Data section section start

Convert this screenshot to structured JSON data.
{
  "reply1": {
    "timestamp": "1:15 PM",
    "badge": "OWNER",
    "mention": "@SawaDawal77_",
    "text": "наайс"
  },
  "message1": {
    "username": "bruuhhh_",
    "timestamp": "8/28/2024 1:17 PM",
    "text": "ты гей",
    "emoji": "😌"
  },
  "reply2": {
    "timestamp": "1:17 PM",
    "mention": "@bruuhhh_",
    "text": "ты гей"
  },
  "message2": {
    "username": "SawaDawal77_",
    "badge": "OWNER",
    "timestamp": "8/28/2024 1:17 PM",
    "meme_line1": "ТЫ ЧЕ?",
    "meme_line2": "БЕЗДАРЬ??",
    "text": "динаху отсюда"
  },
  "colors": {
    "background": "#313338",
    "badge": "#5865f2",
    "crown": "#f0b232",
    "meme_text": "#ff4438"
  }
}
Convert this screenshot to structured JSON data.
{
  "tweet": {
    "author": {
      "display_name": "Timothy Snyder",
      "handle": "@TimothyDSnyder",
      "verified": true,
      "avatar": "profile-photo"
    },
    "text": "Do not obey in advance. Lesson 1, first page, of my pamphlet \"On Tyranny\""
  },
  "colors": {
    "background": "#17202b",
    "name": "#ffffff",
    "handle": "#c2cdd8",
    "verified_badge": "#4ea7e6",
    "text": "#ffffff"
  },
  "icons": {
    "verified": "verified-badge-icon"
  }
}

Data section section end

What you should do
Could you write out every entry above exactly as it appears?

Your response
Convert this screenshot to structured JSON data.
{
  "reply1": {
    "timestamp": "1:15 PM",
    "badge": "OWNER",
    "mention": "@SawaDawal77_",
    "text": "наайс"
  },
  "message1": {
    "username": "bruuhhh_",
    "timestamp": "8/28/2024 1:17 PM",
    "text": "ты гей",
    "emoji": "😌"
  },
  "reply2": {
    "timestamp": "1:17 PM",
    "mention": "@bruuhhh_",
    "text": "ты гей"
  },
  "message2": {
    "username": "SawaDawal77_",
    "badge": "OWNER",
    "timestamp": "8/28/2024 1:17 PM",
    "meme_line1": "ТЫ ЧЕ?",
    "meme_line2": "БЕЗДАРЬ??",
    "text": "динаху отсюда"
  },
  "colors": {
    "background": "#313338",
    "badge": "#5865f2",
    "crown": "#f0b232",
    "meme_text": "#ff4438"
  }
}
Convert this screenshot to structured JSON data.
{
  "tweet": {
    "author": {
      "display_name": "Timothy Snyder",
      "handle": "@TimothyDSnyder",
      "verified": true,
      "avatar": "profile-photo"
    },
    "text": "Do not obey in advance. Lesson 1, first page, of my pamphlet \"On Tyranny\""
  },
  "colors": {
    "background": "#17202b",
    "name": "#ffffff",
    "handle": "#c2cdd8",
    "verified_badge": "#4ea7e6",
    "text": "#ffffff"
  },
  "icons": {
    "verified": "verified-badge-icon"
  }
}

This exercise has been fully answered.